TASK DIRECTIONS ▸
Write out every entry word for word.
────────────────
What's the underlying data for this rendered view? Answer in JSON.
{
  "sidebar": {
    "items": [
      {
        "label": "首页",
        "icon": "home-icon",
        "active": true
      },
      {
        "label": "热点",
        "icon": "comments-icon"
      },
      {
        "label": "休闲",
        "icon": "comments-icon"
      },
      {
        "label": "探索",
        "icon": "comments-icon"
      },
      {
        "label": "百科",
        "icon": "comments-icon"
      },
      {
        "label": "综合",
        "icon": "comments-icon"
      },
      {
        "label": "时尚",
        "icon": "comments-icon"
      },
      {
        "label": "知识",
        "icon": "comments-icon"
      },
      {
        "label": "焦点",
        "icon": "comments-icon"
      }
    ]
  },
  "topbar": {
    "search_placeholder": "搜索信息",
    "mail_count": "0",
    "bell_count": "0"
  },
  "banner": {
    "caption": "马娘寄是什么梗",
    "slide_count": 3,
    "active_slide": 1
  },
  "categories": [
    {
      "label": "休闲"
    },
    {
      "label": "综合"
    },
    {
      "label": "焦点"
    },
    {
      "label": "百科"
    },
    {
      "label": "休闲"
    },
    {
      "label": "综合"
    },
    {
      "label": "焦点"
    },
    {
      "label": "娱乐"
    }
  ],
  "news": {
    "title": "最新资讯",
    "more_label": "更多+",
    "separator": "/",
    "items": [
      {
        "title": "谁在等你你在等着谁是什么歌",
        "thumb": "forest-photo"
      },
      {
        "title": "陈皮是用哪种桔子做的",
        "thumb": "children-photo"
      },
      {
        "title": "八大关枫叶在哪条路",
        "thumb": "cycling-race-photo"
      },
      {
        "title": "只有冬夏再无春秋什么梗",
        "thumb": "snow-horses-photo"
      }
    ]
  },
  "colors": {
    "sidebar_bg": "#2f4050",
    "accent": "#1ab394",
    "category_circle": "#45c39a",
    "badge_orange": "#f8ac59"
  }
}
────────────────
SOLUTION TO THIS EXERCISE ▸
What's the underlying data for this rendered view? Answer in JSON.
{
  "sidebar": {
    "items": [
      {
        "label": "首页",
        "icon": "home-icon",
        "active": true
      },
      {
        "label": "热点",
        "icon": "comments-icon"
      },
      {
        "label": "休闲",
        "icon": "comments-icon"
      },
      {
        "label": "探索",
        "icon": "comments-icon"
      },
      {
        "label": "百科",
        "icon": "comments-icon"
      },
      {
        "label": "综合",
        "icon": "comments-icon"
      },
      {
        "label": "时尚",
        "icon": "comments-icon"
      },
      {
        "label": "知识",
        "icon": "comments-icon"
      },
      {
        "label": "焦点",
        "icon": "comments-icon"
      }
    ]
  },
  "topbar": {
    "search_placeholder": "搜索信息",
    "mail_count": "0",
    "bell_count": "0"
  },
  "banner": {
    "caption": "马娘寄是什么梗",
    "slide_count": 3,
    "active_slide": 1
  },
  "categories": [
    {
      "label": "休闲"
    },
    {
      "label": "综合"
    },
    {
      "label": "焦点"
    },
    {
      "label": "百科"
    },
    {
      "label": "休闲"
    },
    {
      "label": "综合"
    },
    {
      "label": "焦点"
    },
    {
      "label": "娱乐"
    }
  ],
  "news": {
    "title": "最新资讯",
    "more_label": "更多+",
    "separator": "/",
    "items": [
      {
        "title": "谁在等你你在等着谁是什么歌",
        "thumb": "forest-photo"
      },
      {
        "title": "陈皮是用哪种桔子做的",
        "thumb": "children-photo"
      },
      {
        "title": "八大关枫叶在哪条路",
        "thumb": "cycling-race-photo"
      },
      {
        "title": "只有冬夏再无春秋什么梗",
        "thumb": "snow-horses-photo"
      }
    ]
  },
  "colors": {
    "sidebar_bg": "#2f4050",
    "accent": "#1ab394",
    "category_circle": "#45c39a",
    "badge_orange": "#f8ac59"
  }
}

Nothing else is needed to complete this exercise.